 TVNZ has argued that the movie was appropriately classified as an AO programme. In the Authority’s view, Eyes Wide Shut falls within the AO 9.30pm programme classification due to the degree of sexual activity and other adult content shown. TVNZ contended that “none of the strong adult material in the movie” occurred until after 9pm. Even though the more challenging sexual content was not shown until after 9.30pm, this does not affect the overall rating of the film. A starting time of 8.30pm would have signalled to viewers that this movie would contain a lesser degree of sexual material than was actually shown.
 The Authority also notes that the film was classified R18 when it was released in cinemas, and it considers that this should have been a good indication to the broadcaster that the movie’s content was inappropriate for broadcast at 8.30pm, particularly on a Saturday evening when children stay up later.
 For these reasons, the Authority finds that TVNZ failed to adequately consider the interests of child viewers by broadcasting the film at 8.30pm on a Saturday night. Accordingly, it upholds the complaint that the broadcast breached Standard 9 (children’s interests).
Bill of Rights
 The Authority records that it has given full weight to the provisions of the New Zealand Bill of Rights Act 1990 and taken into account all the circumstances of the complaint in reaching its determination. The Authority considers that its exercise of powers on this occasion is consistent with the New Zealand Bill of Rights Act’s requirement that limits on freedom of expression must be prescribed by law, be reasonable, and be demonstrably justifiable in a free and democratic society.
For the above reasons the Authority upholds the complaint that the broadcast by Television New Zealand Ltd of Eyes Wide Shut on 1 March 2008 breached Standard 9 of the Free-to-Air Code of Broadcasting Practice.
 Having upheld a complaint, the Authority may make orders under sections 13 and 16 of the Broadcasting Act 1989. It does not intend to make an order on this occasion.

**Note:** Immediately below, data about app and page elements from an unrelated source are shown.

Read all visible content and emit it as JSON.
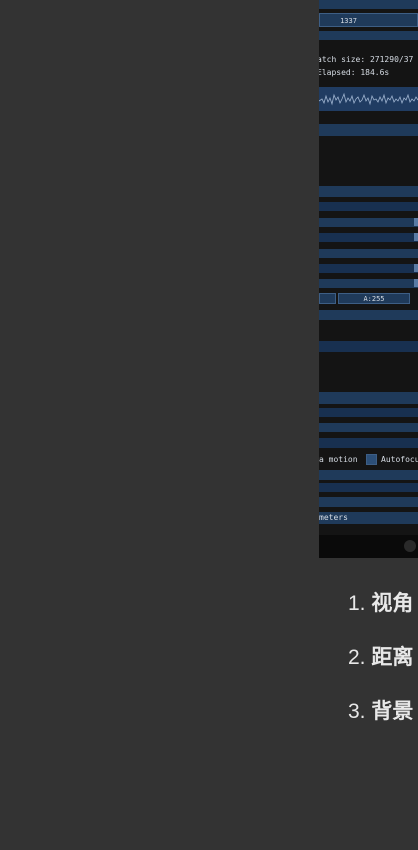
{
  "panel": {
    "seed_value": "1337",
    "batch_size_text": "atch size: 271290/37",
    "elapsed_text": "Elapsed: 184.6s",
    "alpha_value": "A:255",
    "motion_label": "a motion",
    "autofocus_label": "Autofocu",
    "parameters_label": "meters"
  },
  "list": {
    "items": [
      {
        "number": "1.",
        "text": "视角"
      },
      {
        "number": "2.",
        "text": "距离"
      },
      {
        "number": "3.",
        "text": "背景"
      }
    ]
  }
}
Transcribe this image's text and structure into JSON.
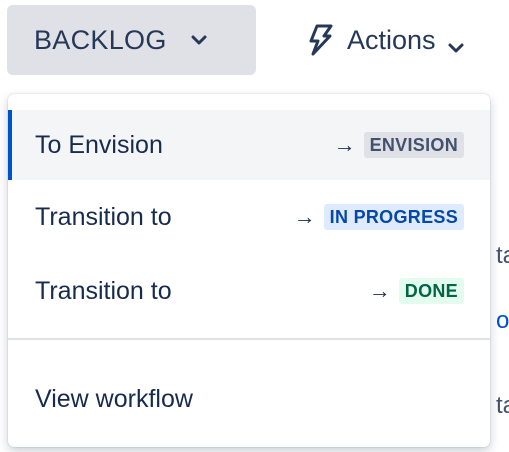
{
  "toolbar": {
    "status_label": "BACKLOG",
    "actions_label": "Actions"
  },
  "background_fragments": {
    "row1": "ta",
    "row2": "o",
    "row3": "ta"
  },
  "menu": {
    "items": [
      {
        "label": "To Envision",
        "arrow": "→",
        "status": "ENVISION",
        "status_color": "#dfe1e6"
      },
      {
        "label": "Transition to",
        "arrow": "→",
        "status": "IN PROGRESS",
        "status_color": "#deebff"
      },
      {
        "label": "Transition to",
        "arrow": "→",
        "status": "DONE",
        "status_color": "#e3fcef"
      }
    ],
    "view_workflow_label": "View workflow"
  },
  "colors": {
    "accent": "#0052cc",
    "button_bg": "#dfe1e6",
    "text": "#172b4d"
  }
}
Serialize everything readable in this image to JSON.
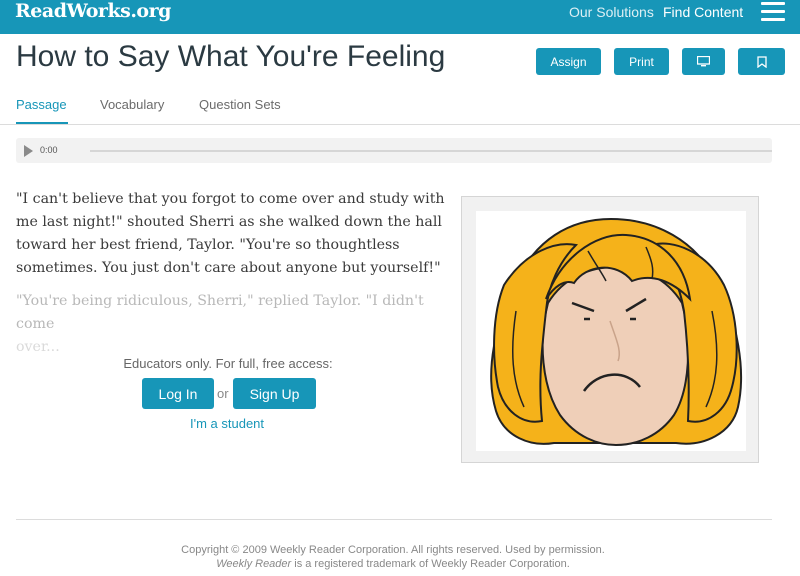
{
  "header": {
    "logo": "ReadWorks",
    "logo_suffix": ".org",
    "nav": [
      "Our Solutions",
      "Find Content"
    ],
    "menu_icon": "hamburger-icon"
  },
  "page": {
    "title": "How to Say What You're Feeling",
    "actions": {
      "assign": "Assign",
      "print": "Print",
      "screen_icon": "monitor-icon",
      "bookmark_icon": "bookmark-icon"
    }
  },
  "tabs": [
    "Passage",
    "Vocabulary",
    "Question Sets"
  ],
  "active_tab": "Passage",
  "audio": {
    "time": "0:00"
  },
  "passage": {
    "paragraph1": "\"I can't believe that you forgot to come over and study with me last night!\" shouted Sherri as she walked down the hall toward her best friend, Taylor. \"You're so thoughtless sometimes. You just don't care about anyone but yourself!\"",
    "paragraph2": "\"You're being ridiculous, Sherri,\" replied Taylor. \"I didn't come",
    "paragraph2_tail": "over..."
  },
  "access": {
    "label": "Educators only. For full, free access:",
    "login": "Log In",
    "or": "or",
    "signup": "Sign Up",
    "student": "I'm a student"
  },
  "footer": {
    "line1": "Copyright © 2009 Weekly Reader Corporation. All rights reserved. Used by permission.",
    "line2_em": "Weekly Reader",
    "line2_rest": " is a registered trademark of Weekly Reader Corporation."
  },
  "colors": {
    "brand": "#1796b8",
    "hair": "#f5b21a",
    "skin": "#efcfb8"
  }
}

The Authority considers that the publication of this decision is sufficient to clarify its expectations surrounding the broadcast of R18 films at 8.30pm.
Signed for and on behalf of the Authority
4 July 2008
The following correspondence was received and considered by the Authority when it determined this complaint:
1. Mark and Jenny Hammond’s formal complaint – 12 March 2008
2. TVNZ’s response to the formal complaint – 2 April 2008
3. The Hammonds’ referral to the Authority – 18 April 2008
4. TVNZ’s response to the Authority – 6 May 2008